I have nothing against remakes and reboots. They may spark defensive arguments with my peers about who the better Spider-Man is, but the concept of rehashing classic stories has always been something I consider inevitable. First off, we love the familiar. Moreover, the universes and plotlines we go crazy for — e.g. The Avengers and X-Men — lend themselves to sequels and backstories. Remakes and reboots are not so much a product of Hollywood’s lack of originality or profit-driven greed, but rather a reflection of the evolving creativity and vision of both emerging and established artists.
Movie and television remakes are avenues for actors to deliver fresh and unique interpretations of characters like Scarface’s Tony Montana or The Departed’s Billy Costigan. It provides an opportunity for storywriters to either add a new layer to the plotline, extend character storylines, or rewrite the earlier versions’ problematic representations. The backstory and psyche development of Norman Bates in Bates Motel, or the 2016 Ghostbusters’ correction of the original movie’s issues of representation and sexual politics are both examples of reboot virtues. Another example is Disney’s Maleficent (2014) in which the antagonist from Sleeping Beauty (1959) is given a compelling history in the film’s nuanced exploration of moral character development.

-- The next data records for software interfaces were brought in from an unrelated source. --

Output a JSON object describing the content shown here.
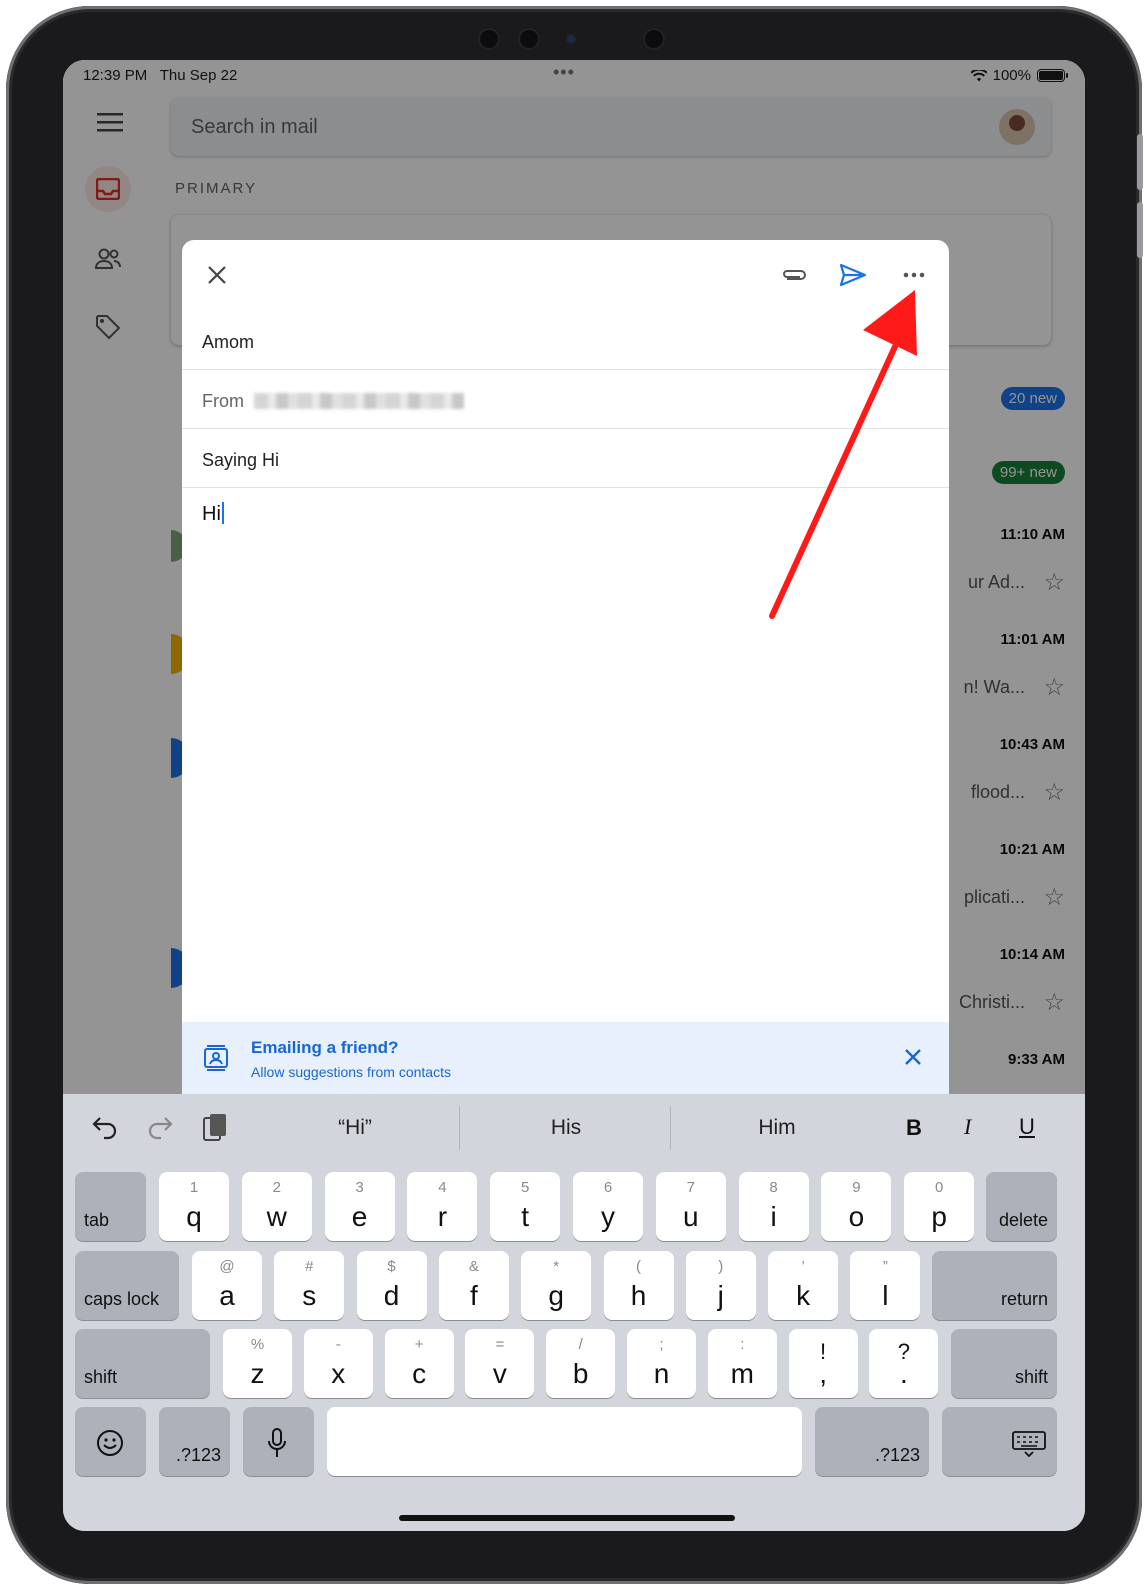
{
  "status_bar": {
    "time": "12:39 PM",
    "date": "Thu Sep 22",
    "battery": "100%"
  },
  "background_app": {
    "search_placeholder": "Search in mail",
    "section_label": "PRIMARY",
    "badges": [
      {
        "text": "20 new",
        "color": "#1a73e8"
      },
      {
        "text": "99+ new",
        "color": "#188038"
      }
    ],
    "mail_rows": [
      {
        "time": "11:10 AM",
        "preview": "ur Ad..."
      },
      {
        "time": "11:01 AM",
        "preview": "n! Wa..."
      },
      {
        "time": "10:43 AM",
        "preview": "flood..."
      },
      {
        "time": "10:21 AM",
        "preview": "plicati..."
      },
      {
        "time": "10:14 AM",
        "preview": "Christi..."
      },
      {
        "time": "9:33 AM",
        "preview": ""
      }
    ]
  },
  "compose": {
    "to": "Amom",
    "from_label": "From",
    "subject": "Saying Hi",
    "body": "Hi",
    "banner": {
      "title": "Emailing a friend?",
      "subtitle": "Allow suggestions from contacts"
    },
    "icons": {
      "close": "close-icon",
      "attach": "paperclip-icon",
      "send": "send-icon",
      "more": "more-horizontal-icon"
    },
    "accent": "#1a73e8",
    "annotation_arrow_color": "#ff1a1a"
  },
  "keyboard": {
    "suggestions": [
      "“Hi”",
      "His",
      "Him"
    ],
    "format": {
      "bold": "B",
      "italic": "I",
      "underline": "U"
    },
    "row1": [
      {
        "k": "q",
        "s": "1"
      },
      {
        "k": "w",
        "s": "2"
      },
      {
        "k": "e",
        "s": "3"
      },
      {
        "k": "r",
        "s": "4"
      },
      {
        "k": "t",
        "s": "5"
      },
      {
        "k": "y",
        "s": "6"
      },
      {
        "k": "u",
        "s": "7"
      },
      {
        "k": "i",
        "s": "8"
      },
      {
        "k": "o",
        "s": "9"
      },
      {
        "k": "p",
        "s": "0"
      }
    ],
    "row2": [
      {
        "k": "a",
        "s": "@"
      },
      {
        "k": "s",
        "s": "#"
      },
      {
        "k": "d",
        "s": "$"
      },
      {
        "k": "f",
        "s": "&"
      },
      {
        "k": "g",
        "s": "*"
      },
      {
        "k": "h",
        "s": "("
      },
      {
        "k": "j",
        "s": ")"
      },
      {
        "k": "k",
        "s": "’"
      },
      {
        "k": "l",
        "s": "”"
      }
    ],
    "row3": [
      {
        "k": "z",
        "s": "%"
      },
      {
        "k": "x",
        "s": "-"
      },
      {
        "k": "c",
        "s": "+"
      },
      {
        "k": "v",
        "s": "="
      },
      {
        "k": "b",
        "s": "/"
      },
      {
        "k": "n",
        "s": ";"
      },
      {
        "k": "m",
        "s": ":"
      },
      {
        "k": ",",
        "s": "!"
      },
      {
        "k": ".",
        "s": "?"
      }
    ],
    "tab": "tab",
    "delete": "delete",
    "caps_lock": "caps lock",
    "return": "return",
    "shift": "shift",
    "num_left": ".?123",
    "num_right": ".?123"
  }
}
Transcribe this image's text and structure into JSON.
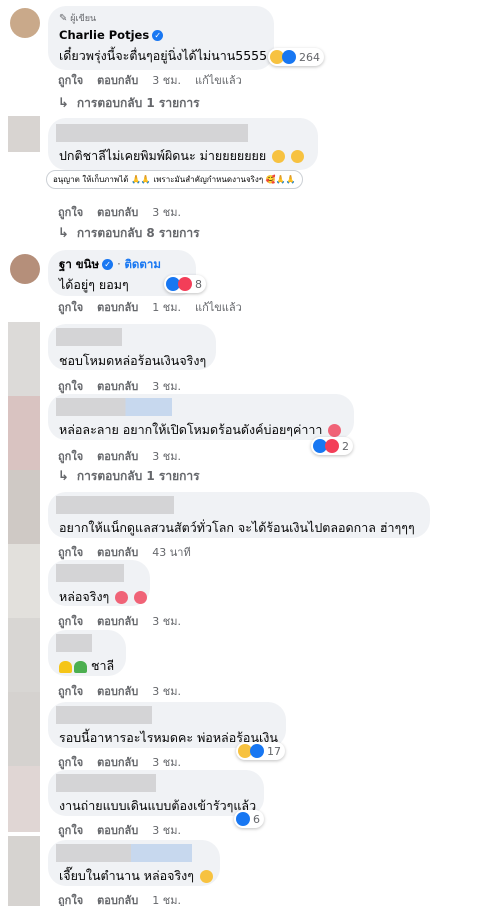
{
  "comments": [
    {
      "badge": "ผู้เขียน",
      "name": "Charlie Potjes",
      "text": "เดี๋ยวพรุ่งนี้จะตื่นๆอยู่นิ่งได้ไม่นาน5555",
      "reaction_count": "264",
      "actions": [
        "ถูกใจ",
        "ตอบกลับ",
        "3 ชม.",
        "แก้ไขแล้ว"
      ],
      "replies": "การตอบกลับ 1 รายการ"
    },
    {
      "text": "ปกติชาลีไม่เคยพิมพ์ผิดนะ ม่ายยยยยยย",
      "note": "อนุญาต ให้เก็บภาพได้ 🙏🙏 เพราะมันสำคัญกำหนดงานจริงๆ 🥰🙏🙏",
      "actions": [
        "ถูกใจ",
        "ตอบกลับ",
        "3 ชม."
      ],
      "replies": "การตอบกลับ 8 รายการ"
    },
    {
      "name": "ฐา ขนิษ",
      "follow": "ติดตาม",
      "text": "ได้อยู่ๆ ยอมๆ",
      "reaction_count": "8",
      "actions": [
        "ถูกใจ",
        "ตอบกลับ",
        "1 ชม.",
        "แก้ไขแล้ว"
      ]
    },
    {
      "text": "ชอบโหมดหล่อร้อนเงินจริงๆ",
      "actions": [
        "ถูกใจ",
        "ตอบกลับ",
        "3 ชม."
      ]
    },
    {
      "text": "หล่อละลาย อยากให้เปิดโหมดร้อนดังค์บ่อยๆค่าาา",
      "reaction_count": "2",
      "actions": [
        "ถูกใจ",
        "ตอบกลับ",
        "3 ชม."
      ],
      "replies": "การตอบกลับ 1 รายการ"
    },
    {
      "text": "อยากให้แน็กดูแลสวนสัตว์ทั่วโลก จะได้ร้อนเงินไปตลอดกาล ฮ่าๆๆๆ",
      "actions": [
        "ถูกใจ",
        "ตอบกลับ",
        "43 นาที"
      ]
    },
    {
      "text": "หล่อจริงๆ",
      "actions": [
        "ถูกใจ",
        "ตอบกลับ",
        "3 ชม."
      ]
    },
    {
      "text": "ชาลี",
      "actions": [
        "ถูกใจ",
        "ตอบกลับ",
        "3 ชม."
      ]
    },
    {
      "text": "รอบนี้อาหารอะไรหมดคะ พ่อหล่อร้อนเงิน",
      "reaction_count": "17",
      "actions": [
        "ถูกใจ",
        "ตอบกลับ",
        "3 ชม."
      ]
    },
    {
      "text": "งานถ่ายแบบเดินแบบต้องเข้ารัวๆแล้ว",
      "reaction_count": "6",
      "actions": [
        "ถูกใจ",
        "ตอบกลับ",
        "3 ชม."
      ]
    },
    {
      "text": "เจี๊ยบในตำนาน หล่อจริงๆ",
      "actions": [
        "ถูกใจ",
        "ตอบกลับ",
        "1 ชม."
      ]
    }
  ],
  "colors": {
    "bubble": "#f0f2f5",
    "meta": "#65676b",
    "link": "#1877f2"
  }
}
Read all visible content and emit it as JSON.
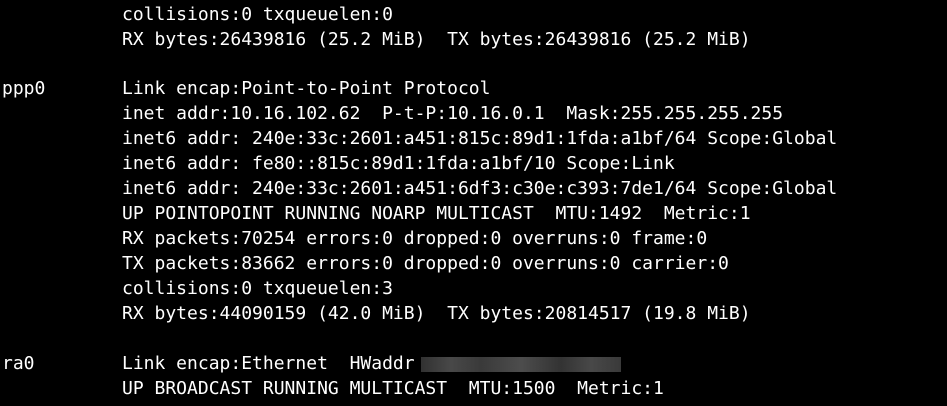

Disney remakes are also often a channel for younger generations to experience classic stories that they wouldn’t have otherwise grown up with. Overall, there are hundreds of remakes that have been made and are in the works. The question is, will they ever compare?
Maybe — but maybe not. You can never fully compare a remake to the original film simply because they were created based on different interpretations and produced during different eras. Films, just like works of literature, can be interpreted in myriad ways. There is no definitive perspective on art because what we regard as progressive or exceptional today may change drastically in 20 years. If artists were only allowed one lens for interpreting a film, creativity would never flourish and the imagination would never be challenged. Remake culture therefore fosters inventiveness and innovation. It sparks conversations amongst fanatics and critics alike. It recognizes the idea that entertainment is evolving past stereotypical storylines and tropes.
Yes, remakes and reboots will always have polarizing responses. The debate of whether or not they are considered sacrilege to the original films is never-ending and cyclical. Yet we need to ask ourselves what morals, lessons, or issues arise when watching these films. We need to differentiate artistic vision from racist or sexist representations. We need to correct and debunk outdated views on gender and race. We need to bring classic stories like Disney’s to younger generations, but with a progressive voice. Ultimately, it’s not about being faithful to the original narrative or keeping a beloved story untouched and placed on a pedestal. Rather, it is the lessons, morals, and challenges we take from these films as critical film viewers that matter.